Verçosa, Bárbara Laurice Araújo, Melo, Maria Norma, Puerto, Helen Lima Del, Mendonça, Ivete Lopes, Vasconcelos, Anilton César
Veterinary parasitology 2012 v.189 no.2-4 pp. 162-170
Leishmania donovani, leishmaniasis, lead acetate, light microscopes, ectoparasites, enzyme-linked immunosorbent assay, bone marrow, cytoplasm, spleen, skin (animal), lymph nodes, pathogens, apoptosis, citrates, hosts, antibody detection, dogs, amastigotes, polymerase chain reaction, microscopy, liver, DNA fragmentation, parasite load, chromatin
The skin has an important role in infection by Leishmania chagasi. Apoptosis modulates the inflammatory response acting distinctively either on the progression or regression of the lesions. The parasites interact with multiple regulatory systems inducing apoptosis in host cells, during cell invasion, stabilization and multiplication of pathogens. In this context, the aim of this study was to evaluate cell death within the inflammatory infiltrates, and to correlate these results with parasite load and clinical features of dogs naturally infected with L. chagasi.

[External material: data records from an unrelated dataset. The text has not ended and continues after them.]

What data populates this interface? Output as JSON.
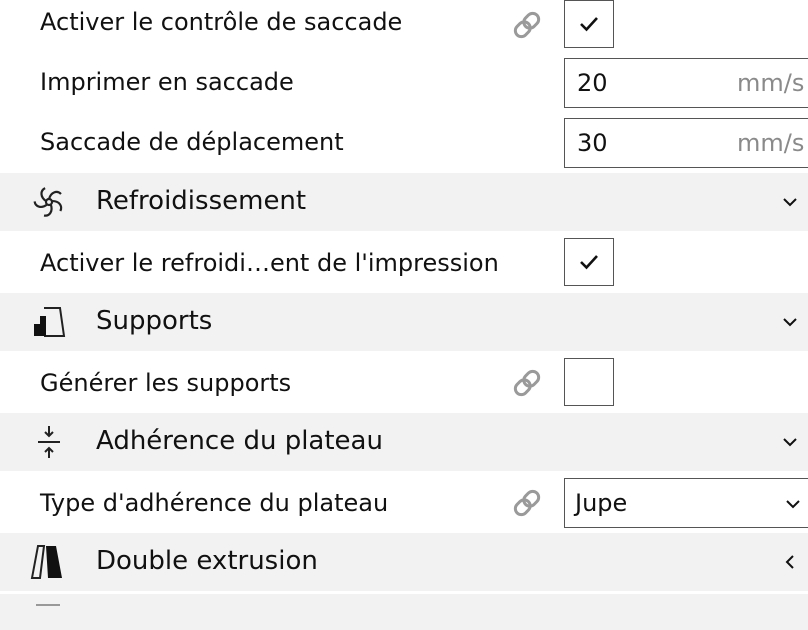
{
  "settings": {
    "jerk_enable": {
      "label": "Activer le contrôle de saccade",
      "checked": true,
      "linked": true
    },
    "jerk_print": {
      "label": "Imprimer en saccade",
      "value": "20",
      "unit": "mm/s"
    },
    "jerk_travel": {
      "label": "Saccade de déplacement",
      "value": "30",
      "unit": "mm/s"
    },
    "cooling_enable": {
      "label": "Activer le refroidi…ent de l'impression",
      "checked": true
    },
    "support_enable": {
      "label": "Générer les supports",
      "checked": false,
      "linked": true
    },
    "adhesion_type": {
      "label": "Type d'adhérence du plateau",
      "value": "Jupe",
      "linked": true
    }
  },
  "sections": {
    "cooling": {
      "title": "Refroidissement",
      "icon": "fan-icon",
      "state": "expanded"
    },
    "support": {
      "title": "Supports",
      "icon": "support-icon",
      "state": "expanded"
    },
    "adhesion": {
      "title": "Adhérence du plateau",
      "icon": "adhesion-icon",
      "state": "expanded"
    },
    "dual": {
      "title": "Double extrusion",
      "icon": "dual-extrusion-icon",
      "state": "collapsed"
    }
  },
  "colors": {
    "section_bg": "#f2f2f2",
    "text": "#111111",
    "unit": "#8a8a8a",
    "border": "#555555"
  }
}
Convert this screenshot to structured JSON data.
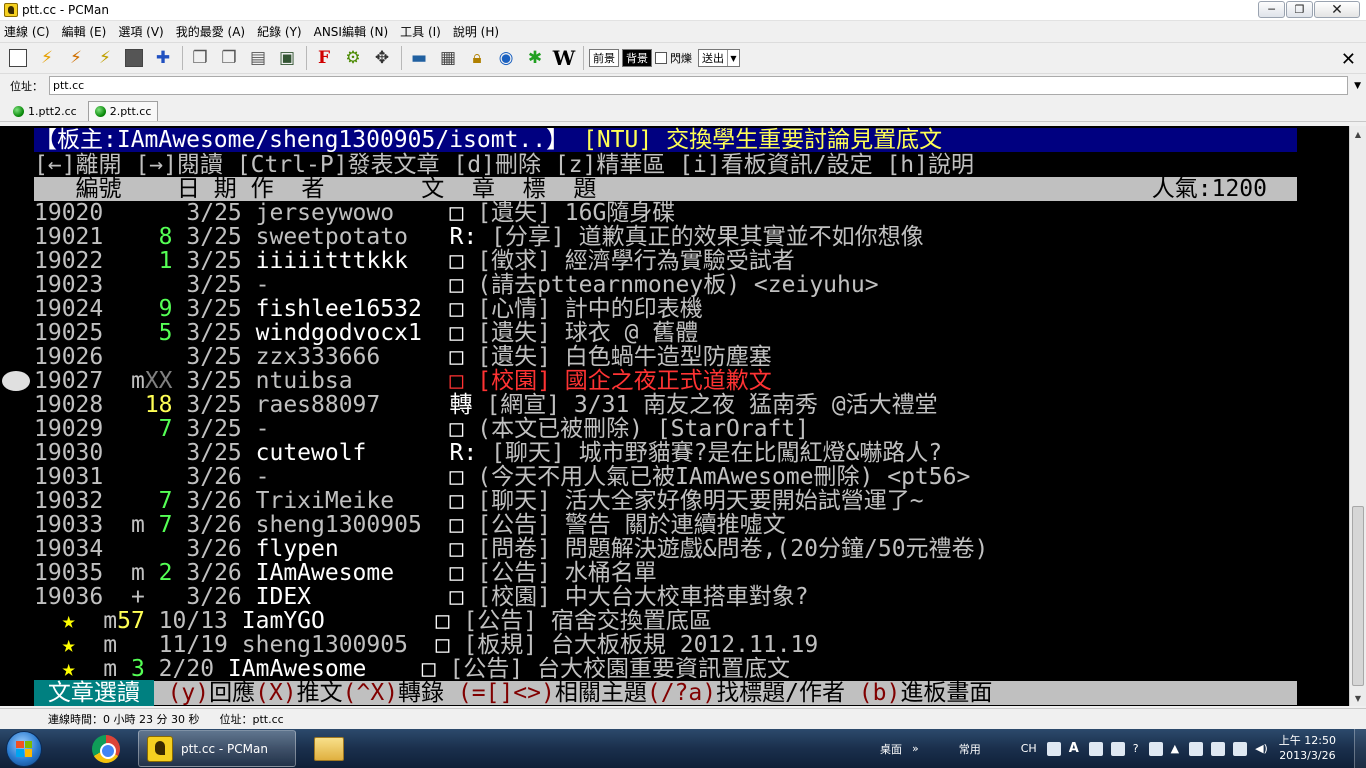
{
  "window": {
    "title": "ptt.cc - PCMan",
    "minimize": "─",
    "maximize": "❐",
    "close": "✕"
  },
  "menu": [
    "連線 (C)",
    "編輯 (E)",
    "選項 (V)",
    "我的最愛 (A)",
    "紀錄 (Y)",
    "ANSI編輯 (N)",
    "工具 (I)",
    "說明 (H)"
  ],
  "toolbar": {
    "fg_label": "前景",
    "bg_label": "背景",
    "blink_label": "閃爍",
    "send_label": "送出",
    "wiki_label": "W",
    "close": "✕"
  },
  "address": {
    "label": "位址：",
    "value": "ptt.cc"
  },
  "tabs": [
    {
      "label": "1.ptt2.cc",
      "active": false
    },
    {
      "label": "2.ptt.cc",
      "active": true
    }
  ],
  "terminal": {
    "header_prefix": "【板主:",
    "header_mods": "IAmAwesome/sheng1300905/isomt..",
    "header_suffix": "】",
    "header_board": "[NTU]",
    "header_title": " 交換學生重要討論見置底文",
    "help_line": "[←]離開 [→]閱讀 [Ctrl-P]發表文章 [d]刪除 [z]精華區 [i]看板資訊/設定 [h]說明",
    "col_header": "   編號    日 期 作  者       文  章  標  題",
    "popularity": "人氣:1200",
    "rows": [
      {
        "num": "19020",
        "mark": " ",
        "push": "  ",
        "push_color": "gr",
        "date": "3/25",
        "author": "jerseywowo",
        "author_color": "g",
        "type": "□",
        "title": "[遺失] 16G隨身碟",
        "title_color": "g"
      },
      {
        "num": "19021",
        "mark": " ",
        "push": " 8",
        "push_color": "gr",
        "date": "3/25",
        "author": "sweetpotato",
        "author_color": "g",
        "type": "R:",
        "title": "[分享] 道歉真正的效果其實並不如你想像",
        "title_color": "g"
      },
      {
        "num": "19022",
        "mark": " ",
        "push": " 1",
        "push_color": "gr",
        "date": "3/25",
        "author": "iiiiitttkkk",
        "author_color": "w",
        "type": "□",
        "title": "[徵求] 經濟學行為實驗受試者",
        "title_color": "g"
      },
      {
        "num": "19023",
        "mark": " ",
        "push": "  ",
        "push_color": "gr",
        "date": "3/25",
        "author": "-",
        "author_color": "g",
        "type": "□",
        "title": "(請去pttearnmoney板) <zeiyuhu>",
        "title_color": "g"
      },
      {
        "num": "19024",
        "mark": " ",
        "push": " 9",
        "push_color": "gr",
        "date": "3/25",
        "author": "fishlee16532",
        "author_color": "w",
        "type": "□",
        "title": "[心情] 計中的印表機",
        "title_color": "g"
      },
      {
        "num": "19025",
        "mark": " ",
        "push": " 5",
        "push_color": "gr",
        "date": "3/25",
        "author": "windgodvocx1",
        "author_color": "w",
        "type": "□",
        "title": "[遺失] 球衣 @ 舊體",
        "title_color": "g"
      },
      {
        "num": "19026",
        "mark": " ",
        "push": "  ",
        "push_color": "gr",
        "date": "3/25",
        "author": "zzx333666",
        "author_color": "g",
        "type": "□",
        "title": "[遺失] 白色蝸牛造型防塵塞",
        "title_color": "g"
      },
      {
        "num": "19027",
        "mark": "m",
        "push": "XX",
        "push_color": "dg",
        "date": "3/25",
        "author": "ntuibsa",
        "author_color": "g",
        "type": "□",
        "title": "[校園] 國企之夜正式道歉文",
        "title_color": "rd",
        "type_color": "rd"
      },
      {
        "num": "19028",
        "mark": " ",
        "push": "18",
        "push_color": "ye",
        "date": "3/25",
        "author": "raes88097",
        "author_color": "g",
        "type": "轉",
        "title": "[網宣] 3/31 南友之夜 猛南秀 @活大禮堂",
        "title_color": "g"
      },
      {
        "num": "19029",
        "mark": " ",
        "push": " 7",
        "push_color": "gr",
        "date": "3/25",
        "author": "-",
        "author_color": "g",
        "type": "□",
        "title": "(本文已被刪除) [StarOraft]",
        "title_color": "g"
      },
      {
        "num": "19030",
        "mark": " ",
        "push": "  ",
        "push_color": "gr",
        "date": "3/25",
        "author": "cutewolf",
        "author_color": "w",
        "type": "R:",
        "title": "[聊天] 城市野貓賽?是在比闖紅燈&嚇路人?",
        "title_color": "g"
      },
      {
        "num": "19031",
        "mark": " ",
        "push": "  ",
        "push_color": "gr",
        "date": "3/26",
        "author": "-",
        "author_color": "g",
        "type": "□",
        "title": "(今天不用人氣已被IAmAwesome刪除) <pt56>",
        "title_color": "g"
      },
      {
        "num": "19032",
        "mark": " ",
        "push": " 7",
        "push_color": "gr",
        "date": "3/26",
        "author": "TrixiMeike",
        "author_color": "g",
        "type": "□",
        "title": "[聊天] 活大全家好像明天要開始試營運了~",
        "title_color": "g"
      },
      {
        "num": "19033",
        "mark": "m",
        "push": " 7",
        "push_color": "gr",
        "date": "3/26",
        "author": "sheng1300905",
        "author_color": "g",
        "type": "□",
        "title": "[公告] 警告 關於連續推噓文",
        "title_color": "g"
      },
      {
        "num": "19034",
        "mark": " ",
        "push": "  ",
        "push_color": "gr",
        "date": "3/26",
        "author": "flypen",
        "author_color": "w",
        "type": "□",
        "title": "[問卷] 問題解決遊戲&問卷,(20分鐘/50元禮卷)",
        "title_color": "g"
      },
      {
        "num": "19035",
        "mark": "m",
        "push": " 2",
        "push_color": "gr",
        "date": "3/26",
        "author": "IAmAwesome",
        "author_color": "w",
        "type": "□",
        "title": "[公告] 水桶名單",
        "title_color": "g"
      },
      {
        "num": "19036",
        "mark": "+",
        "push": "  ",
        "push_color": "gr",
        "date": "3/26",
        "author": "IDEX",
        "author_color": "w",
        "type": "□",
        "title": "[校園] 中大台大校車搭車對象?",
        "title_color": "g"
      },
      {
        "num": "  ★",
        "mark": "m",
        "push": "57",
        "push_color": "ye",
        "date": "10/13",
        "author": "IamYGO",
        "author_color": "w",
        "type": "□",
        "title": "[公告] 宿舍交換置底區",
        "title_color": "g"
      },
      {
        "num": "  ★",
        "mark": "m",
        "push": "  ",
        "push_color": "gr",
        "date": "11/19",
        "author": "sheng1300905",
        "author_color": "g",
        "type": "□",
        "title": "[板規] 台大板板規 2012.11.19",
        "title_color": "g"
      },
      {
        "num": "  ★",
        "mark": "m",
        "push": " 3",
        "push_color": "gr",
        "date": "2/20",
        "author": "IAmAwesome",
        "author_color": "w",
        "type": "□",
        "title": "[公告] 台大校園重要資訊置底文",
        "title_color": "g"
      }
    ],
    "footer_title": " 文章選讀 ",
    "footer_parts": [
      {
        "key": "(y)",
        "text": "回應"
      },
      {
        "key": "(X)",
        "text": "推文"
      },
      {
        "key": "(^X)",
        "text": "轉錄 "
      },
      {
        "key": "(=[]<>)",
        "text": "相關主題"
      },
      {
        "key": "(/?a)",
        "text": "找標題/作者 "
      },
      {
        "key": "(b)",
        "text": "進板畫面"
      }
    ]
  },
  "status": {
    "connection_time": "連線時間：0 小時 23 分 30 秒",
    "address": "位址：ptt.cc"
  },
  "taskbar": {
    "app_label": "ptt.cc - PCMan",
    "tray_desktop": "桌面",
    "tray_common": "常用",
    "tray_lang": "CH",
    "time": "上午 12:50",
    "date": "2013/3/26"
  }
}
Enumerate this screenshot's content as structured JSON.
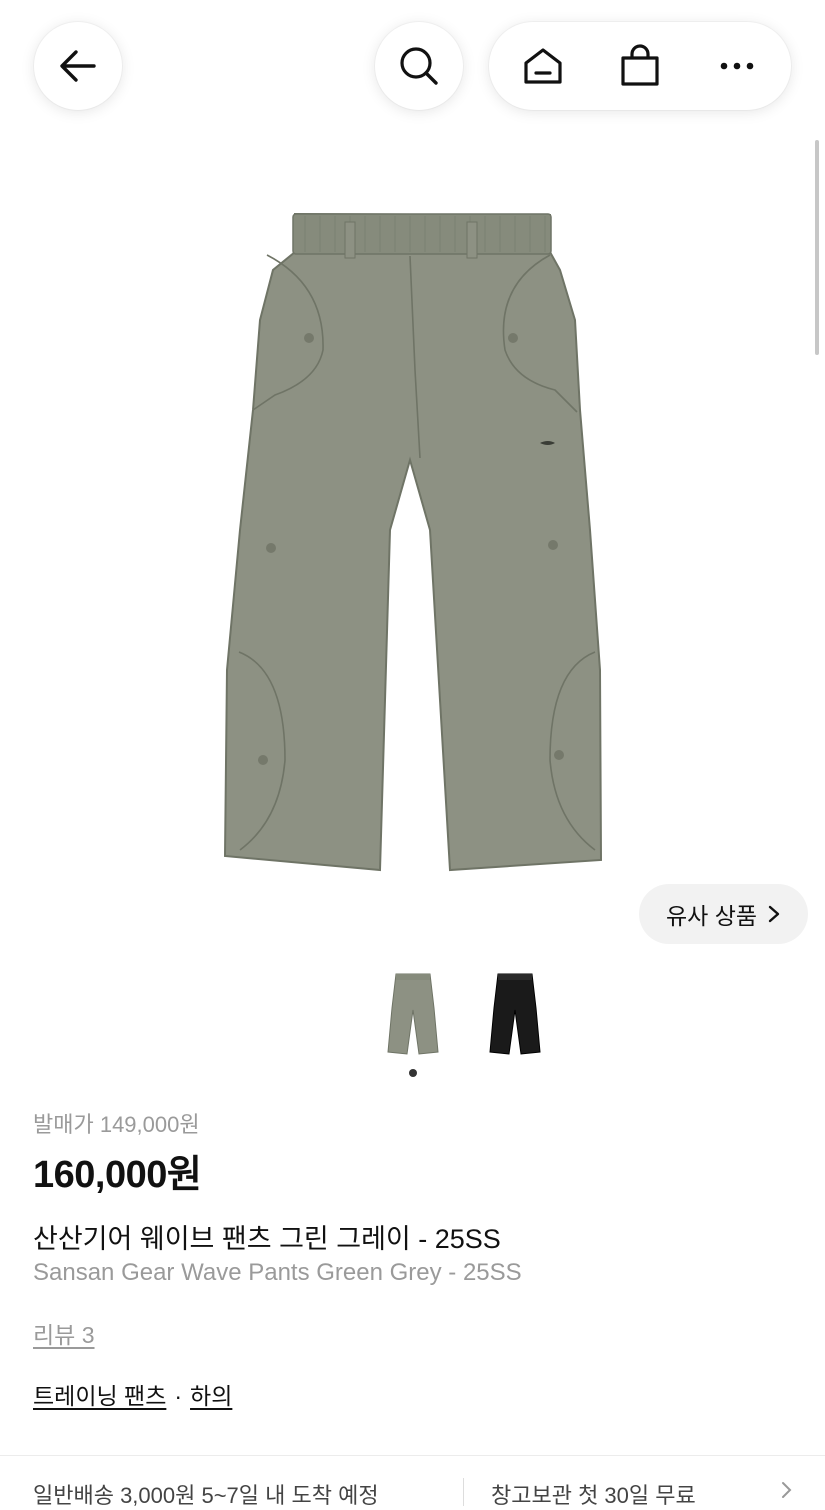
{
  "header": {
    "back_icon": "arrow-left-icon",
    "search_icon": "search-icon",
    "home_icon": "home-icon",
    "cart_icon": "shopping-bag-icon",
    "more_icon": "more-dots-icon"
  },
  "gallery": {
    "main_image": "green-grey-pants-photo",
    "similar_button_label": "유사 상품",
    "thumbnails": [
      {
        "color": "#8c9182",
        "label": "green-grey"
      },
      {
        "color": "#1a1a1a",
        "label": "black"
      }
    ],
    "active_index": 0
  },
  "product": {
    "release_price_label": "발매가 149,000원",
    "price": "160,000원",
    "name_ko": "산산기어 웨이브 팬츠 그린 그레이 - 25SS",
    "name_en": "Sansan Gear Wave Pants Green Grey - 25SS",
    "review_label": "리뷰 3",
    "category_primary": "트레이닝 팬츠",
    "category_separator": "·",
    "category_secondary": "하의"
  },
  "shipping": {
    "left_text": "일반배송 3,000원 5~7일 내 도착 예정",
    "right_text": "창고보관 첫 30일 무료"
  },
  "colors": {
    "pants_green_grey": "#8d9183",
    "pants_black": "#1a1a1a",
    "muted_text": "#9a9a9a"
  }
}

Fragments of skin pinnas (8 symptomatic+8 asymptomatic+6 negative controls) were used to characterize and measure the inflammatory response, parasite load and apoptosis. Diagnosis of canine leishmaniasis was confirmed by the detection of anti-Leishmania antibodies by IFA and ELISA in serum, direct visualization of the parasite and culture in spleen, liver, pinna, bone marrow and lymph nodes, and PCR (pinna). Histomorphometry was performed with images obtained from 20 representative histological fields in a light microscope. Ultra-thin sections were mounted over a 300 mesh grids, contrasted with 2% uranyl acetate and lead citrate and examined under a Transmission Electronic Microscopy. Amastigotes were only found in the skin of symptomatic animals (31.94±18.81). The number of foci and cellularity of the inflammatory infiltrates in symptomatic dogs were higher than in other groups and in asymptomatics were higher than in controls (p<0.05; Tukey). The average area, perimeter and extreme diameters of the inflammatory infiltrates obtained in symptomatic dogs were higher than in controls (p<0.05; Tukey). The apoptotic index was higher in symptomatic than in other groups and there was no difference between asymptomatics and controls (p<0.05; Tukey). Ultrastructurally, apoptotic cells were shrunken, with condensed nuclear chromatin and cytoplasm. Condensed nuclei were frequently fragmented. Internucleosomal DNA fragmentation occurred only in symptomatic cases. Amastigotes were observed within neutrophils and macrophages. Apoptosis is directly related to parasite load, intensity of inflammatory response and clinical manifestations in L. chagasi naturally infected dogs.